As best I can tell, a denarius a day would probably be enough (though barely enough) to maintain a small family at subsistence level. “Subsistence level” being lower than urban poverty in any modern industrialized society.
So, you could maybe meet expenses for a month with thirty pieces of silver. But then, you can get an argument among scholars whether Judea was a cash economy in the first place; or were most transactions done by barter?

SUMMING UP: I don’t see any reasonable way to set a “dollar value” on thirty pieces of silver. There’s too many different plausible questions.
The best I could say was that thirty pieces of silver would be a sizeable amount, for an ordinary working person; but far from enough to set you up for life. I’d guess that if you think in terms of a month’s wages, you’ll have some sense for how such an amount would feel to a person in that society.

For what it’s worth, in a program at church the minister said it was less than the cost of a beast of burden in that day. Sorry, no cite or backup for this contention.

This seems about right. I always thought that one of the important aspects to the tale was that he sold Jesus out for so little–\$150 is something, but not a great deal of money.

(In fact, I’ve always been puzzled by the whole Judas story to begin with. By the end of his life, Jesus had already gained a good deal of fame, or notoriety depending on the point of view, so why was he “betrayed with a kiss”?

Thank you all again for your help!

Cite ?

Deuteronomy 22:28-29
28 If a man happens to meet a virgin who is not pledged to be married and rapes her and they are discovered, 29 he shall pay the girl’s father fifty shekels of silver. [c] He must marry the girl, for he has violated her.

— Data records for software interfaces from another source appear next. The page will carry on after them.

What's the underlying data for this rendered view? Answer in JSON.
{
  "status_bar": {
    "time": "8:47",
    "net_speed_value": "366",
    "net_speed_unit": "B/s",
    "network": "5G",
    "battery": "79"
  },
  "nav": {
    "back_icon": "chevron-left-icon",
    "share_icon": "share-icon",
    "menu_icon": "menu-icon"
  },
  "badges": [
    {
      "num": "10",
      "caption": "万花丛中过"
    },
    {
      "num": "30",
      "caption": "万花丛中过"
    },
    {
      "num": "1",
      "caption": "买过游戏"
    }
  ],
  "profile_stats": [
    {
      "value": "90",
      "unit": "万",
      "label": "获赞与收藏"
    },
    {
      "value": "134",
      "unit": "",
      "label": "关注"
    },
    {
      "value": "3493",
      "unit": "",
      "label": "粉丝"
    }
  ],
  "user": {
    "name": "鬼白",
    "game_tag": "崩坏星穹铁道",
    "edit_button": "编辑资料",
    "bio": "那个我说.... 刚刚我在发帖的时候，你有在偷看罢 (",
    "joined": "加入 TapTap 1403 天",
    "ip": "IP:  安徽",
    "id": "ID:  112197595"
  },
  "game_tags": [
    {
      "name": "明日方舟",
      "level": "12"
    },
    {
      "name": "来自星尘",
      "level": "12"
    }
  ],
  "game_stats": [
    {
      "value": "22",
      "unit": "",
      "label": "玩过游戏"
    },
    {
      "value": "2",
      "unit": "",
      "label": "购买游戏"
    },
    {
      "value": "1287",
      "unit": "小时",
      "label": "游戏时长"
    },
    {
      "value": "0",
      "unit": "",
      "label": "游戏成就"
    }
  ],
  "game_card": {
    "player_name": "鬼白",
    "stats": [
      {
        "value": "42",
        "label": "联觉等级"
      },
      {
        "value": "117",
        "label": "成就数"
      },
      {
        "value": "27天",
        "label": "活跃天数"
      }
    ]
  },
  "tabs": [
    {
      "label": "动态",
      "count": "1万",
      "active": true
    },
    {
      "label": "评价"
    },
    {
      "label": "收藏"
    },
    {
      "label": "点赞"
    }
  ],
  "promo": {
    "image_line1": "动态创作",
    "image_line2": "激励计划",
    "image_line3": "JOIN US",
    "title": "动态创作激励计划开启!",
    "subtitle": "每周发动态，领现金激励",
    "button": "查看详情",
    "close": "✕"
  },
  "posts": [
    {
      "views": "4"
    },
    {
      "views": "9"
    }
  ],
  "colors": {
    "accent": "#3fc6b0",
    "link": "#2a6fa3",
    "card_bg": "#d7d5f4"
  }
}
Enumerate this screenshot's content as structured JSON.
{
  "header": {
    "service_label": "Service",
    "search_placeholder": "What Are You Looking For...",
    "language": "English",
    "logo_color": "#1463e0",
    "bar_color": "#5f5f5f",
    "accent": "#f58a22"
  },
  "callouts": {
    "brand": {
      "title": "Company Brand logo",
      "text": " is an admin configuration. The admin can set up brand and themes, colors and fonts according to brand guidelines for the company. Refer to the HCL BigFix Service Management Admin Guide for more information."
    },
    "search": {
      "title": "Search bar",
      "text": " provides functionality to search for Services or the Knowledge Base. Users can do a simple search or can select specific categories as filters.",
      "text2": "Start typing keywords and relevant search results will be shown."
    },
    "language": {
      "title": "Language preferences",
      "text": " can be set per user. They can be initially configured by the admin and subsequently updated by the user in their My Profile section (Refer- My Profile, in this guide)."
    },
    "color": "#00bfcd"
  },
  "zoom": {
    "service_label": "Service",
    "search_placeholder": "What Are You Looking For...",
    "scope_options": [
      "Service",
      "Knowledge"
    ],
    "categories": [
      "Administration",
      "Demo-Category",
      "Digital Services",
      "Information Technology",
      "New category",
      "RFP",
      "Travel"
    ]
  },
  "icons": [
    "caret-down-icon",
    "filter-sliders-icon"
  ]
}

He can never divorce her as long as he lives.
Sorry, should have mentioned that he has to marry her too.